Pro Musica Hebraica performs ‘lost’ Jewish works

  • The Baltimore Sun

For all of its celebrated universality, the language of music speaks with many different accents. A century ago, a group of Russian composers set out to explore one such accent by forming the Society for Jewish Folk Music in St. Petersburg, with the encouragement of such luminaries as Nicolai Rimsky-Korsakov.
Over the ensuing decades, for a variety of reasons, the products of these “St. Petersburg school” composers were mostly forgotten – an undeserved fate that is being vigorously reversed by a man better known for his deftly argued political opinions from a generally conservative perspective.

“Five or six years ago, my wife and I heard about the St. Petersburg school from a cantor who played a very scratchy recording of some pieces that we thought were really wonderful,” says Charles Krauthammer, Pulitzer Prize-winning columnist for The Washington Post. “We felt we should really do something to bring this music to the fore.”

The result is an organization called Pro Musica Hebraica, which bowed last April at the Kennedy Center with a concert featuring celebrated violinist Itzhak Perlman and the Biava Quartet in works by Alexander Krein, Joel Engel, Solomon Rosowsky and more.
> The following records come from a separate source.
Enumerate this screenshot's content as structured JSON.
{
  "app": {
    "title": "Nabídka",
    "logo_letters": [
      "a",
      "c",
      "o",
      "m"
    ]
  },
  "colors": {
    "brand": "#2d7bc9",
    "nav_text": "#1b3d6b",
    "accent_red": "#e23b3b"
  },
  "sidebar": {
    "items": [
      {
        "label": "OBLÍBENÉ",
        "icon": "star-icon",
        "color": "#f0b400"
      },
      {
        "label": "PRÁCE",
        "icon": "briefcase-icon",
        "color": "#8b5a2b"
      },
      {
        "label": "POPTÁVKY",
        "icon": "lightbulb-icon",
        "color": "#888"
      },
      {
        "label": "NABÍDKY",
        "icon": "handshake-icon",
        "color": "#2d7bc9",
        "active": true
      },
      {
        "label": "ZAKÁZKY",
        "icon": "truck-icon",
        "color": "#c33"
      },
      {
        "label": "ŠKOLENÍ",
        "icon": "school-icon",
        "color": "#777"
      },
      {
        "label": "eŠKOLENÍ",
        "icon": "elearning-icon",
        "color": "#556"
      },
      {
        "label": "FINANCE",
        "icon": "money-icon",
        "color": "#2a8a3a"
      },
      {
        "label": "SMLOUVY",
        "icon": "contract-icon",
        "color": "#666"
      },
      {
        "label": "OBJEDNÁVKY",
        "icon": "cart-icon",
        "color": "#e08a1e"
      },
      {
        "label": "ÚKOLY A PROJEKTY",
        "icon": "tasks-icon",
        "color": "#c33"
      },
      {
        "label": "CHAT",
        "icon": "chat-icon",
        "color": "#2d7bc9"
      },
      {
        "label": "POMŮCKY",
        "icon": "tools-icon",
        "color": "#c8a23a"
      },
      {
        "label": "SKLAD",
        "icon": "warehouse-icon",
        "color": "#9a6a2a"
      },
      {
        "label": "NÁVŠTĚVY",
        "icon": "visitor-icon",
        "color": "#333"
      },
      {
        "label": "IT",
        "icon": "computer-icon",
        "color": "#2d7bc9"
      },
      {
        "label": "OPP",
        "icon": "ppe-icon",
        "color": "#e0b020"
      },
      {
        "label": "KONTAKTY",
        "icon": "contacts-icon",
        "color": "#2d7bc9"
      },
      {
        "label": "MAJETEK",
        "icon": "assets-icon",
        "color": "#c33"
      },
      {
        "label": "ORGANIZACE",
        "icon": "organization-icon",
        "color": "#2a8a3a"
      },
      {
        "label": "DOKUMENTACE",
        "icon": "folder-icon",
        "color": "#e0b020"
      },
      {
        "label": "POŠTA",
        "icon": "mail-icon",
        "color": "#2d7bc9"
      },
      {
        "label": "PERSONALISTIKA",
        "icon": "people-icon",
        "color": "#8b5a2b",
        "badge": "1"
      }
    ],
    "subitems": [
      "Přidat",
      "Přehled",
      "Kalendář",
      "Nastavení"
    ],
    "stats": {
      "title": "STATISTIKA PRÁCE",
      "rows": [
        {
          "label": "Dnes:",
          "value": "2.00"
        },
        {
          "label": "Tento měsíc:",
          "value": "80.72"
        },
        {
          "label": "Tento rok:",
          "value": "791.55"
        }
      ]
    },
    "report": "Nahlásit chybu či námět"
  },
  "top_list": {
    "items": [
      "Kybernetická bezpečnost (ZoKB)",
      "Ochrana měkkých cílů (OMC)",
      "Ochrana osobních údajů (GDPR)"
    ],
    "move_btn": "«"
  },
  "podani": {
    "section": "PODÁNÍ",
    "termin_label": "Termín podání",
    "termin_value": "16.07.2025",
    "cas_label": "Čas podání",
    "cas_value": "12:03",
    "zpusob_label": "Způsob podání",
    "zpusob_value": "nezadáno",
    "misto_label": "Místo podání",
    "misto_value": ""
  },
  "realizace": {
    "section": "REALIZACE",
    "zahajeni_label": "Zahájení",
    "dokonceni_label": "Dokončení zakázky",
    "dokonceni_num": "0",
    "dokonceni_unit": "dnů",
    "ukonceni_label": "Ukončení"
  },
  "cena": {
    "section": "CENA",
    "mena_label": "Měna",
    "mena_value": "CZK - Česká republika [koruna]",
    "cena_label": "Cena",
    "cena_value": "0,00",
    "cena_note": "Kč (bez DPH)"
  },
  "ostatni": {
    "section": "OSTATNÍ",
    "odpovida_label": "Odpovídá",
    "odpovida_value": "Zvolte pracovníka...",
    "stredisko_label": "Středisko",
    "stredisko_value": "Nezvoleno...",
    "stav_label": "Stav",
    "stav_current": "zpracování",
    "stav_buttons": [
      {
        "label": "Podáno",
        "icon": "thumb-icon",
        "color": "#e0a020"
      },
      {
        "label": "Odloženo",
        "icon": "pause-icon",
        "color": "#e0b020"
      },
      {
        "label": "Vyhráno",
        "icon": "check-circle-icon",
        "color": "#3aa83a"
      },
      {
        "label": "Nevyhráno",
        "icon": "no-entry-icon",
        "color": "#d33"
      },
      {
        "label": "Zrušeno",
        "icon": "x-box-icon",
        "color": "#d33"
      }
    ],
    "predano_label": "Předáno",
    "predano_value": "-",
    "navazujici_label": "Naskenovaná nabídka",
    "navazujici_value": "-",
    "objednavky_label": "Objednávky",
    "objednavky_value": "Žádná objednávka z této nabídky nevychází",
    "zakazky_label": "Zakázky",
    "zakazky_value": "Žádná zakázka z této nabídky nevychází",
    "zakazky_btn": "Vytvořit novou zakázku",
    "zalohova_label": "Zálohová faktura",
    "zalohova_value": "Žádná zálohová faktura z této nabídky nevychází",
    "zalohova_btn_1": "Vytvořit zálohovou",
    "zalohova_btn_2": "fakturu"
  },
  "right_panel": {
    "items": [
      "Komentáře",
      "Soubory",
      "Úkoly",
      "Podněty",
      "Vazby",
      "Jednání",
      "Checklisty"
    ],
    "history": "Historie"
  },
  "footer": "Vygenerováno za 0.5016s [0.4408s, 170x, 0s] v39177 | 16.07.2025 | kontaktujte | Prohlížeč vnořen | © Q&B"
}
Next week, for the second and final program of the 2009-2010 season, the Biava Quartet returns for a program of works by several more of those pioneering St. Petersburg composers, including Joseph Achron, Leo Zeitlin, Michel Michelet and Alexander Zhitomirsky.

“When the Society for Jewish Folk Music was registered in 1908 in St. Petersburg, an official added the word ‘folk’ because he didn’t think Jews were capable of anything else,” Krauthammer says.

Society members did collect traditional material – “They sent teams into shtetls to record songs on wax cylinders,” Krauthammer says – but the composers also created dynamic new classical works that incorporated traditional Jewish musical idioms.

Then came the Russian Revolution. “After that cataclysmic event, the society lost its critical mass,” Krauthammer says.

“These composers took it on the chin three times in a row,” adds Jason Calloway, cellist in the Biava Quartet, which is in residence at New York’s Juilliard School. “Their music was basically suppressed during the revolution, then again under Stalin, and later from unofficial, institutionalized anti-Semitism.”

Several of the St. Petersburg school participants ended up emigrating, some to the United States. One example was the Kiev-born Michelet (born Mikhail Levin), whose 1923 Elegie will be performed at next week’s concert. He settled in Hollywood, where he wrote more than 100 film scores. “He ended up in a different realm entirely,” Krauthammer says.

Achron also entered that realm, settling in Los Angeles in 1925. “He is known to most of us only for the Hebrew Melody for violin and piano from 1911, a standard violinist’s encore,” says Calloway.

The Biava Quartet will play Achron’s obscure Four Improvisations from 1927 next week. “It’s a curious thing to be giving what is probably the world premiere of something that’s more than 80 years old,” Calloway says.

Krauthammer’s wife, painter and sculptor Robyn Krauthammer, who serves as the organization’s CEO, and research director James Loeffler, assistant professor of European Jewish history at the University of Virginia, seek out the works that are featured in Pro Musica Hebraica concerts. “Their taste and judgment is far superior to mine,” says Krauthammer, who is the group’s chairman. “I wouldn’t trust my ear.”

Initial funding for Pro Musica Hebraica came from the columnist’s “very, very small” Krauthammer Foundation. “I didn’t have the chutzpah to ask anyone for money, especially before the first concert,” he says.

Plans call for two programs each season at the Kennedy Center. Other venues have been contemplated, “but taking this on the road is hard for a small organization,” says Krauthammer. Archival and studio recordings are on his wish list.

“I want this music to have a continuity,” Krauthammer adds. The Biava Quartet is doing its part; since the inaugural concert last spring, the ensemble has performed some of the work in other venues. “This sort of endeavor is, frankly, far more valuable than simply regurgitating all the canonized works,” Calloway says.

Krauthammer, a former psychiatrist who earned his medical degree at Harvard Medical School after being paralyzed in a diving mishap during his freshman year, admits that he is in unfamiliar territory as a concert presenter.

“Before my accident, I played classical guitar,” he says. “But I never considered music my forte intellectually. I have fairly pedestrian musical tastes. Now that I’ve gotten into this, it moves me. I remember the first minute of the first concert. It was so transcendent.”

While some people may be surprised to find Krauthammer involved in a project far removed from the political-commentary arena, he says, “This is not a way for my wife and I to amuse ourselves in society. It will sound corny and self-serving, but our interest is in the music. I just want to bring the variety of Jewish culture to the world.”